Workshop with Working Girl
(Photo by Anne Lindsay)
Karen Burns is the author of The Amazing Adventures of Working Girl--Real Life Career Advice You Can Actually Use, a self-help book based on the 59 jobs she's held so far. She hopes there won't be Job#61--writer of course, being Job#60.
On the first afternoon of the PNWA (Pacific Northwest Writers Association) Summer Conference, Karen hosted the workshop Building a Platform from Nothing.
"Platform" is a new concept among writers. It means--roughly--an author's visibility and expertise both on-line and in-person. The importance of building a platform is to assure publishers that one is publishable and marketable.
The top 3 components of platforming Karen discussed were:
1. Branding, that is developing a unique identifier so readers can associate a product with your name. (Karen Burns = Working Girl).
2. Utilizing search engine optimization by having a unique URL (Uniform Resource Locator). Karen certainly succeeded in an optimal fashion. Googling "Karen Burns Working Girl" yielded 51,400 results with the first 5 pages directing searchers to her website.
3. Building an on-line presence by developing a website or blog, along with participating in social networking sites such as Facebook, Myspace and Twitter.

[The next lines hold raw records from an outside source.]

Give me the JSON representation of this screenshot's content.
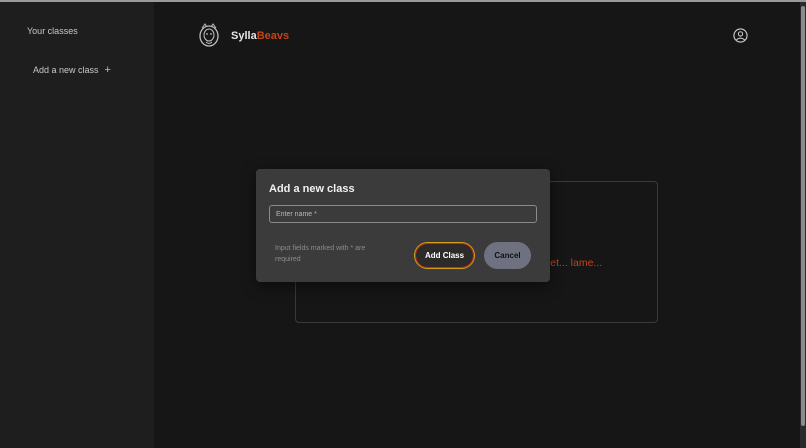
{
  "sidebar": {
    "title": "Your classes",
    "add_label": "Add a new class",
    "add_icon": "+"
  },
  "header": {
    "brand_main": "Sylla",
    "brand_accent": "Beavs",
    "accent_color": "#c4441a"
  },
  "background": {
    "empty_message": "yet... lame..."
  },
  "modal": {
    "title": "Add a new class",
    "input_placeholder": "Enter name *",
    "input_value": "",
    "required_note": "Input fields marked with * are required",
    "add_button": "Add Class",
    "cancel_button": "Cancel"
  }
}
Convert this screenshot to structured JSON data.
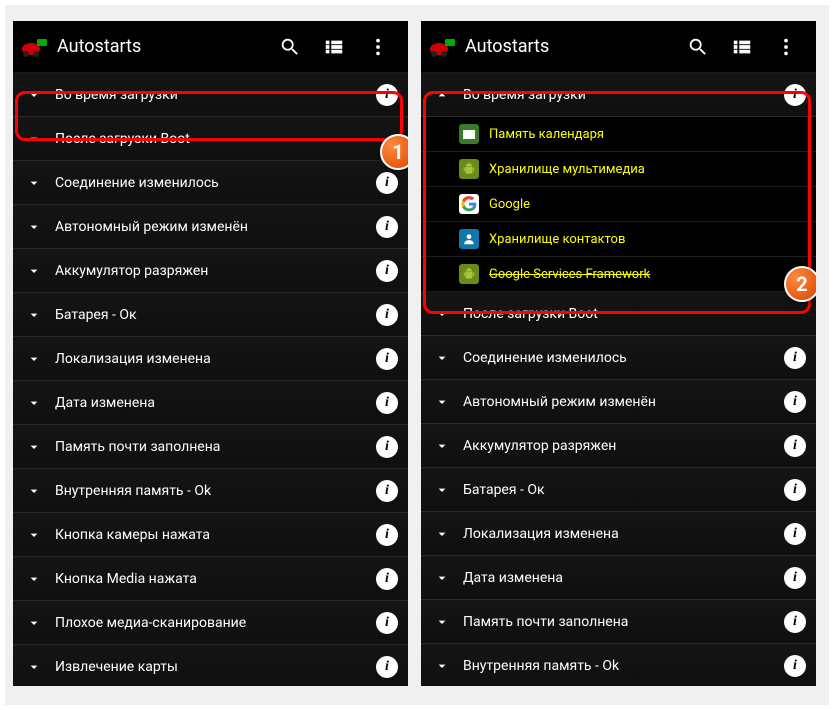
{
  "app": {
    "title": "Autostarts"
  },
  "badges": {
    "one": "1",
    "two": "2"
  },
  "left": {
    "rows": [
      {
        "label": "Во время загрузки",
        "info": true,
        "expanded": false
      },
      {
        "label": "После загрузки Boot",
        "info": false,
        "expanded": false
      },
      {
        "label": "Соединение изменилось",
        "info": true,
        "expanded": false
      },
      {
        "label": "Автономный режим изменён",
        "info": true,
        "expanded": false
      },
      {
        "label": "Аккумулятор разряжен",
        "info": true,
        "expanded": false
      },
      {
        "label": "Батарея - Ок",
        "info": true,
        "expanded": false
      },
      {
        "label": "Локализация изменена",
        "info": true,
        "expanded": false
      },
      {
        "label": "Дата изменена",
        "info": true,
        "expanded": false
      },
      {
        "label": "Память почти заполнена",
        "info": true,
        "expanded": false
      },
      {
        "label": "Внутренняя память - Ok",
        "info": true,
        "expanded": false
      },
      {
        "label": "Кнопка камеры нажата",
        "info": true,
        "expanded": false
      },
      {
        "label": "Кнопка Media нажата",
        "info": true,
        "expanded": false
      },
      {
        "label": "Плохое медиа-сканирование",
        "info": true,
        "expanded": false
      },
      {
        "label": "Извлечение карты",
        "info": true,
        "expanded": false
      }
    ]
  },
  "right": {
    "header": {
      "label": "Во время загрузки",
      "info": true,
      "expanded": true
    },
    "subs": [
      {
        "label": "Память календаря",
        "icon": "cal"
      },
      {
        "label": "Хранилище мультимедиа",
        "icon": "droid"
      },
      {
        "label": "Google",
        "icon": "g"
      },
      {
        "label": "Хранилище контактов",
        "icon": "con"
      },
      {
        "label": "Google Services Framework",
        "icon": "droid",
        "strike": true
      }
    ],
    "rows": [
      {
        "label": "После загрузки Boot",
        "info": false,
        "expanded": false
      },
      {
        "label": "Соединение изменилось",
        "info": true,
        "expanded": false
      },
      {
        "label": "Автономный режим изменён",
        "info": true,
        "expanded": false
      },
      {
        "label": "Аккумулятор разряжен",
        "info": true,
        "expanded": false
      },
      {
        "label": "Батарея - Ок",
        "info": true,
        "expanded": false
      },
      {
        "label": "Локализация изменена",
        "info": true,
        "expanded": false
      },
      {
        "label": "Дата изменена",
        "info": true,
        "expanded": false
      },
      {
        "label": "Память почти заполнена",
        "info": true,
        "expanded": false
      },
      {
        "label": "Внутренняя память - Ok",
        "info": true,
        "expanded": false
      }
    ]
  }
}
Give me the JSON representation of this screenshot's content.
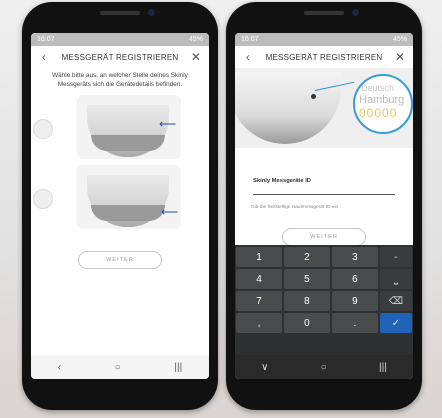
{
  "left": {
    "status": {
      "time": "16:07",
      "battery": "45%"
    },
    "header": {
      "back": "‹",
      "title": "MESSGERÄT REGISTRIEREN",
      "close": "✕"
    },
    "instructions": "Wähle bitte aus, an welcher Stelle deines Skinly Messgeräts sich die Gerätedetails befinden.",
    "continue": "WEITER",
    "nav": {
      "back": "‹",
      "home": "○",
      "recent": "|||"
    }
  },
  "right": {
    "status": {
      "time": "16:07",
      "battery": "45%"
    },
    "header": {
      "back": "‹",
      "title": "MESSGERÄT REGISTRIEREN",
      "close": "✕"
    },
    "magnifier": {
      "line1": "Deutsch",
      "line2": "Hamburg",
      "line3": "00000"
    },
    "field_label": "Skinly Messgeräte ID",
    "field_hint": "Gib die fünfstellige Hautmessgerät ID ein",
    "continue": "WEITER",
    "keyboard": {
      "row1": [
        "1",
        "2",
        "3",
        "-"
      ],
      "row2": [
        "4",
        "5",
        "6",
        "⎵"
      ],
      "row3": [
        "7",
        "8",
        "9",
        "⌫"
      ],
      "row4": [
        ",",
        "0",
        ".",
        "✓"
      ]
    },
    "nav": {
      "back": "∨",
      "home": "○",
      "recent": "|||"
    }
  },
  "colors": {
    "accent": "#1e63b8",
    "lens": "#3a9ad9"
  }
}
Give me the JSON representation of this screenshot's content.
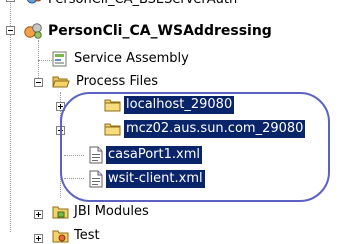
{
  "tree": {
    "top_partial": {
      "label": "PersonCli_CA_BSEServerAuth"
    },
    "project": {
      "label": "PersonCli_CA_WSAddressing",
      "expanded": true
    },
    "service_assembly": {
      "label": "Service Assembly"
    },
    "process_files": {
      "label": "Process Files",
      "expanded": true
    },
    "children": [
      {
        "label": "localhost_29080",
        "type": "folder",
        "expandable": true,
        "selected": true
      },
      {
        "label": "mcz02.aus.sun.com_29080",
        "type": "folder",
        "expandable": true,
        "selected": true
      },
      {
        "label": "casaPort1.xml",
        "type": "xml-file",
        "expandable": false,
        "selected": true
      },
      {
        "label": "wsit-client.xml",
        "type": "xml-file",
        "expandable": false,
        "selected": true
      }
    ],
    "jbi_modules": {
      "label": "JBI Modules",
      "expanded": false
    },
    "test": {
      "label": "Test",
      "expanded": false
    }
  },
  "colors": {
    "selection_bg": "#0a246a",
    "selection_fg": "#ffffff",
    "highlight_oval": "#5b63c2",
    "folder": "#f5d36b"
  }
}
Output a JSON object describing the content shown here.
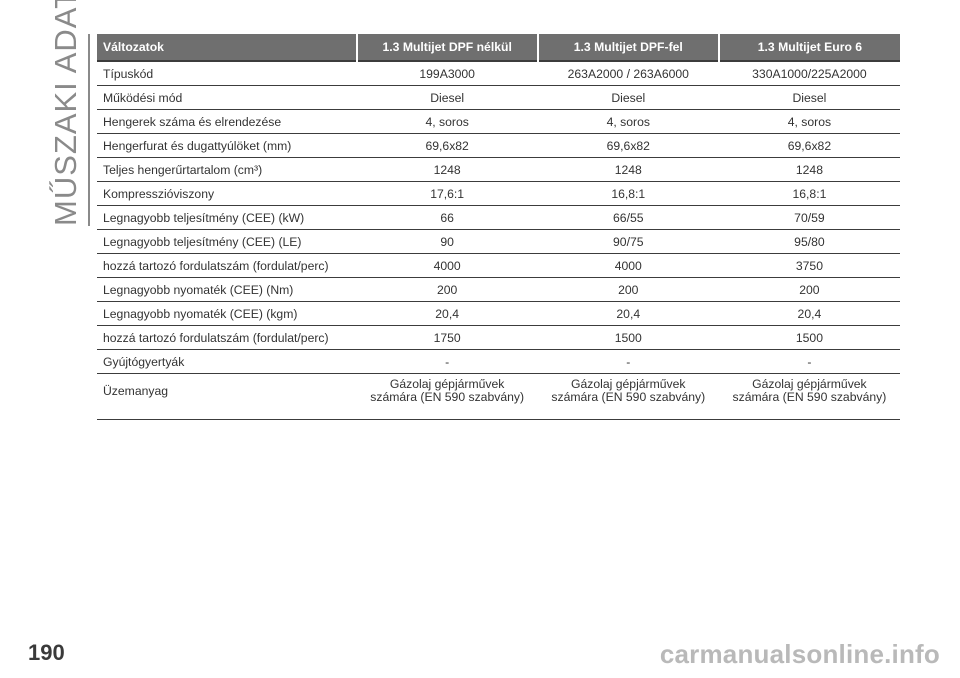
{
  "section_title": "MŰSZAKI ADATOK",
  "page_number": "190",
  "watermark": "carmanualsonline.info",
  "table": {
    "headers": [
      "Változatok",
      "1.3 Multijet DPF nélkül",
      "1.3 Multijet DPF-fel",
      "1.3 Multijet Euro 6"
    ],
    "rows": [
      [
        "Típuskód",
        "199A3000",
        "263A2000 / 263A6000",
        "330A1000/225A2000"
      ],
      [
        "Működési mód",
        "Diesel",
        "Diesel",
        "Diesel"
      ],
      [
        "Hengerek száma és elrendezése",
        "4, soros",
        "4, soros",
        "4, soros"
      ],
      [
        "Hengerfurat és dugattyúlöket (mm)",
        "69,6x82",
        "69,6x82",
        "69,6x82"
      ],
      [
        "Teljes hengerűrtartalom (cm³)",
        "1248",
        "1248",
        "1248"
      ],
      [
        "Kompresszióviszony",
        "17,6:1",
        "16,8:1",
        "16,8:1"
      ],
      [
        "Legnagyobb teljesítmény (CEE) (kW)",
        "66",
        "66/55",
        "70/59"
      ],
      [
        "Legnagyobb teljesítmény (CEE) (LE)",
        "90",
        "90/75",
        "95/80"
      ],
      [
        "hozzá tartozó fordulatszám (fordulat/perc)",
        "4000",
        "4000",
        "3750"
      ],
      [
        "Legnagyobb nyomaték (CEE) (Nm)",
        "200",
        "200",
        "200"
      ],
      [
        "Legnagyobb nyomaték (CEE) (kgm)",
        "20,4",
        "20,4",
        "20,4"
      ],
      [
        "hozzá tartozó fordulatszám (fordulat/perc)",
        "1750",
        "1500",
        "1500"
      ],
      [
        "Gyújtógyertyák",
        "-",
        "-",
        "-"
      ]
    ],
    "fuel_row": {
      "label": "Üzemanyag",
      "line1": [
        "Gázolaj gépjárművek",
        "Gázolaj gépjárművek",
        "Gázolaj gépjárművek"
      ],
      "line2": [
        "számára (EN 590 szabvány)",
        "számára (EN 590 szabvány)",
        "számára (EN 590 szabvány)"
      ]
    }
  }
}
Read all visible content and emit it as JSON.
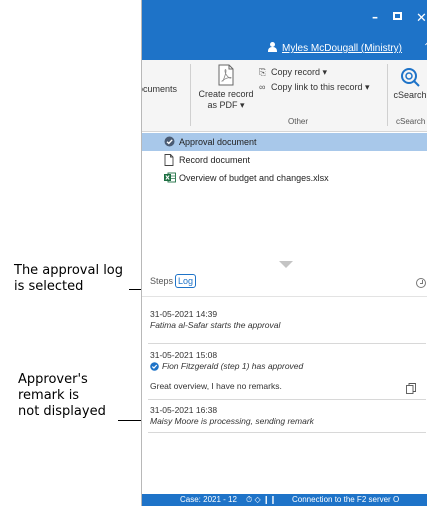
{
  "annotations": {
    "approval_log_selected": "The approval log is selected",
    "remark_line1": "Approver's",
    "remark_line2": "remark is",
    "remark_line3": "not displayed"
  },
  "titlebar": {
    "user": "Myles McDougall (Ministry)",
    "color": "#1e73c8"
  },
  "ribbon": {
    "documents_label": "ocuments",
    "create_pdf_line1": "Create record",
    "create_pdf_line2": "as PDF ▾",
    "copy_record": "Copy record ▾",
    "copy_link": "Copy link to this record ▾",
    "group_other": "Other",
    "csearch_label": "cSearch",
    "csearch_group": "cSearch"
  },
  "documents": [
    {
      "name": "Approval document",
      "icon": "approval-check-icon",
      "selected": true
    },
    {
      "name": "Record document",
      "icon": "document-icon",
      "selected": false
    },
    {
      "name": "Overview of budget and changes.xlsx",
      "icon": "excel-icon",
      "selected": false
    }
  ],
  "tabs": {
    "steps": "Steps",
    "log": "Log"
  },
  "log": [
    {
      "date": "31-05-2021 14:39",
      "text": "Fatima al-Safar starts the approval",
      "check": false,
      "remark": ""
    },
    {
      "date": "31-05-2021 15:08",
      "text": "Fion Fitzgerald (step 1) has approved",
      "check": true,
      "remark": "Great overview, I have no remarks."
    },
    {
      "date": "31-05-2021 16:38",
      "text": "Maisy Moore is processing, sending remark",
      "check": false,
      "remark": ""
    }
  ],
  "statusbar": {
    "case": "Case: 2021 - 12",
    "connection": "Connection to the F2 server O"
  }
}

The remaining components she touched on were: Publishing articles and newsletters, joining associations, teaching classes, giving lectures, getting quoted as an expert source, conducting podcasts and webinars and making products related to your book. Karen has a whole line of Working Girl-related products: http://www.cafepress.com/aworkinggirl
But how important is all this platform building compared to actual writing?
Judging from number of people who attended Karen's workshop, I'd say a lot of new writers felt platforming was essential to their budding careers. Karen was told to expect about 30 attendees, so she brought 40 handouts in case a few more stragglers wandered into the room.
As it turned out, the stagglers outnumbered the handouts by at least 2 to 1 that warm July afternoon. In fact, more people attended her seminar than the Writing Sex Scenes workshop held the following day. (Which attendees had their priorities straight, I'll leave open for debate...)
Working Girl, disguised as mild-mannered Karen Burns is a soft-spoken, endearing speaker capable of charming an audience with her dry wit. As Working Girl her sense of humor comes to the fore. While her book is targeted for women, those of us testing positive for Y-Chromosomes can benefit from good advice--even if it comes in a frilly book jacket.
I don't think Working Girl has to worry about moving on to Job#61...
The link to Working Girl can be found here under the Writers' Blogs Section.